I don’t necessarily want to give up Twitter, Google+, blogs, Zite, and so on. But it’s clear: they’re too much for my single core, ADD-prone brain to manage. Gone are the days when I try to consume, or even just scan, all the social media I’ve signed up for. I’ve tried drinking from the Internet’s firehose and what I’ve ended up with is a wet face and a headache. After a couple recent experiments in offline living I’m sold on the idea that, for me, less is more. I think more clearly, and more creatively, when I unplug. It seems kinda obvious but it’s taken me a decade or so to figure out: info-gorging leaves me feeling fat-headed and logy. Now, for example, rather than web surfing and info snacking in the morning, I get up early and read whatever book I’m into for an hour or two.
I do try to carve out an hour or two each day for some focused exploration — digital publishing and design are my main areas of interest — but even there I’ve given up stressing that I might miss some Seriously Important Item. There’s just no way I can see everything that comes out. I figure if something’s really important I’ll catch it somewhere; I’m sure I miss plenty using this system, but all in all I feel less scatterbrained.
But here’s the thing: for some topics — what’s happening in Afghanistan, the debt crisis, toddler management — I’d like to figure out a way to stay informed without getting overwhelmed. I don’t want a newsfeed on any of these topics. What I want is something I’ve started to think of as News Gems: the best of what’s out there, updated only when something new has happened or when something notable has been written. And I want it presented in a way that’s more compelling than a list of links. I want something that’s more like the cover of a magazine, where typography, titling, and visuals all combine to say: “Hey, Pete! Look at this, it’s slightly more important than that. And over here, you might also be interested in this.” A sporadically delivered email or text alerting me to new stuff would also be nice; it’s gotten to the point where I more or less ignore email alerts that show up each day.

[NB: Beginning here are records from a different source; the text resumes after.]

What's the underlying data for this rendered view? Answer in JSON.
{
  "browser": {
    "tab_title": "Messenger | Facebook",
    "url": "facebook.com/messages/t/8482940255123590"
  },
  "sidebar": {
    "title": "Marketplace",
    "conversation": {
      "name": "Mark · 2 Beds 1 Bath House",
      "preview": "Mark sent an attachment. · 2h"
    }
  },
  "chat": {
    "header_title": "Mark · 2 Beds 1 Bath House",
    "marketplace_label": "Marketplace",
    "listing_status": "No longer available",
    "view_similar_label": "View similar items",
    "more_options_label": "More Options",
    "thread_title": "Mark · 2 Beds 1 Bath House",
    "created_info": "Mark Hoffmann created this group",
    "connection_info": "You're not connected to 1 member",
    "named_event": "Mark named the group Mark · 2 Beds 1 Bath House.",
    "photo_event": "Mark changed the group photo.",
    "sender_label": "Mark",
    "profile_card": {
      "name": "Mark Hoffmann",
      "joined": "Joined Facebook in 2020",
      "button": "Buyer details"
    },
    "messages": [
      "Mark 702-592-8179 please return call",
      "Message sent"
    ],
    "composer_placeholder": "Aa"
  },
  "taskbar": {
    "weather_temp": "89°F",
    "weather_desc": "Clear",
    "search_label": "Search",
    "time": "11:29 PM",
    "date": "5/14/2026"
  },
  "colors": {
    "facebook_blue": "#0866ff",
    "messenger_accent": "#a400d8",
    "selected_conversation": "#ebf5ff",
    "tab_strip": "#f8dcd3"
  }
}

What are you doing to stay on top of the topics you care about? Leave a comment or shoot me an email [peter DOT meyers; gmail].